Paul Maric, Senior Road Tester
Paul: After a brief running-in period, we submitted the Stinger to a track day at Phillip Island. One thing we noticed during testing with the media vehicle was how badly the Continental tyres deteriorated when we switched stability control off and started having some fun.
The tyres held up fine at Phillip Island, so it may have been a dodgy set that was attached to the press car. Our experience at Phillip Island wasn’t entirely positive from the car’s point of view though.
The gearbox began hitting the limiter in second and third gears – despite the gearbox normally shifting on its own any other time.
We also found it hard to pass other cars coming on to the front straight. With a boot full of throttle, cars like the Audi S3 and BMW 330i would pull away comfortably. The car didn’t feel anywhere near as quick as the press car we had previously.

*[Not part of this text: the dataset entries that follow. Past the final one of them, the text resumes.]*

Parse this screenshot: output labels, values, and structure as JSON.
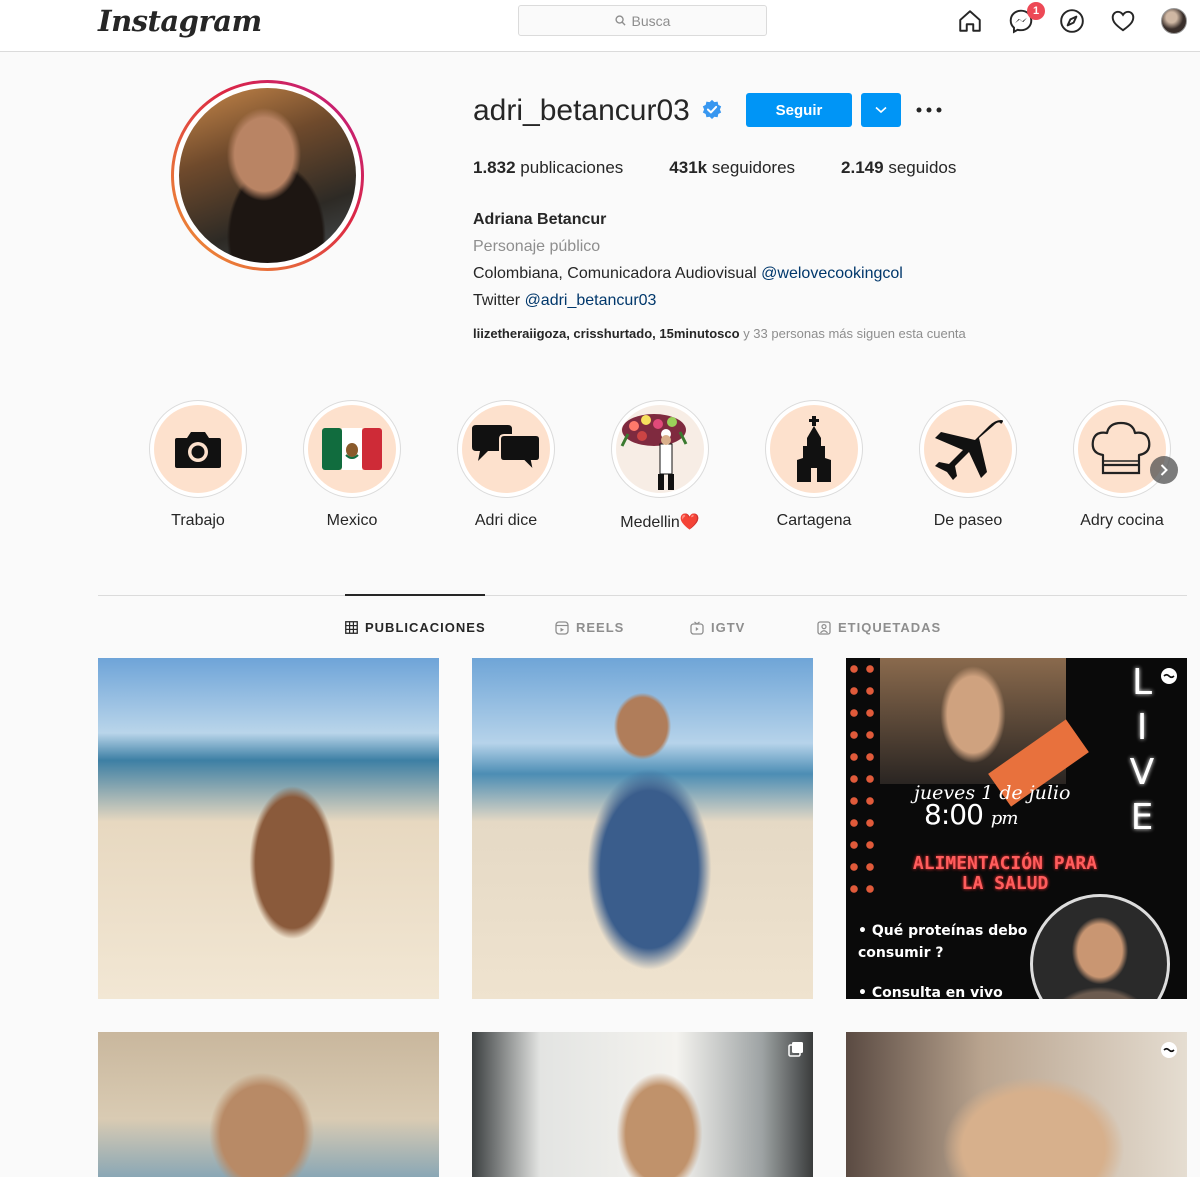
{
  "nav": {
    "logo": "Instagram",
    "search_placeholder": "Busca",
    "messages_badge": "1"
  },
  "profile": {
    "username": "adri_betancur03",
    "verified": true,
    "follow_label": "Seguir",
    "stats": {
      "posts_value": "1.832",
      "posts_label": "publicaciones",
      "followers_value": "431k",
      "followers_label": "seguidores",
      "following_value": "2.149",
      "following_label": "seguidos"
    },
    "bio": {
      "full_name": "Adriana Betancur",
      "category": "Personaje público",
      "line1_text": "Colombiana, Comunicadora Audiovisual ",
      "line1_link": "@welovecookingcol",
      "line2_text": "Twitter ",
      "line2_link": "@adri_betancur03"
    },
    "followed_by": {
      "names": "liizetheraiigoza, crisshurtado, 15minutosco",
      "rest": " y 33 personas más siguen esta cuenta"
    }
  },
  "highlights": [
    {
      "label": "Trabajo",
      "icon": "camera-icon"
    },
    {
      "label": "Mexico",
      "icon": "mexico-flag-icon"
    },
    {
      "label": "Adri dice",
      "icon": "speech-bubbles-icon"
    },
    {
      "label": "Medellin❤️",
      "icon": "flower-vendor-icon"
    },
    {
      "label": "Cartagena",
      "icon": "church-icon"
    },
    {
      "label": "De paseo",
      "icon": "airplane-icon"
    },
    {
      "label": "Adry cocina",
      "icon": "chef-hat-icon"
    }
  ],
  "tabs": [
    {
      "label": "PUBLICACIONES",
      "active": true
    },
    {
      "label": "REELS",
      "active": false
    },
    {
      "label": "IGTV",
      "active": false
    },
    {
      "label": "ETIQUETADAS",
      "active": false
    }
  ],
  "live_post": {
    "live_word": "LIVE",
    "date": "jueves 1 de julio",
    "time": "8:00",
    "time_suffix": "pm",
    "title_line1": "ALIMENTACIÓN PARA",
    "title_line2": "LA SALUD",
    "bullet1": "Qué proteínas debo consumir ?",
    "bullet2": "Consulta en vivo"
  },
  "colors": {
    "accent_blue": "#0095f6",
    "link_blue": "#00376b",
    "badge_red": "#ed4956",
    "highlight_bg": "#fde1cd"
  }
}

This aside, the brakes held up well even after three or four full laps of the track, and the handling was en pointe with limited body roll and excellent communication through the steering wheel and chassis. We came away from the track day a bit disappointed.
The following week we discovered the reason the car wasn’t feeling great.
Paul Maric, Senior Road Tester
It’s big, rear-wheel drive and powerful. It isn’t packing a V8, but Kia has essentially nailed the brief for the perfect Australian sedan. Does it live up to the considerable hype? There was only one way to find out.
Paul: As something of an unofficial, spiritual successor to the rear-drive Commodore, the Kia Stinger melts our website every time we talk about it.
It’s an important car for the South Korean brand, because it signals an entry into a segment it hasn’t really competed in: large, rear-drive performance sedans.
So we thought we’d buy one – a 2018 Kia Stinger 330Si. We ordered our car shortly after Australian details were announced and patiently awaited its delivery through Kia South Melbourne.
As an introduction, this post is longer than most. Check it out here.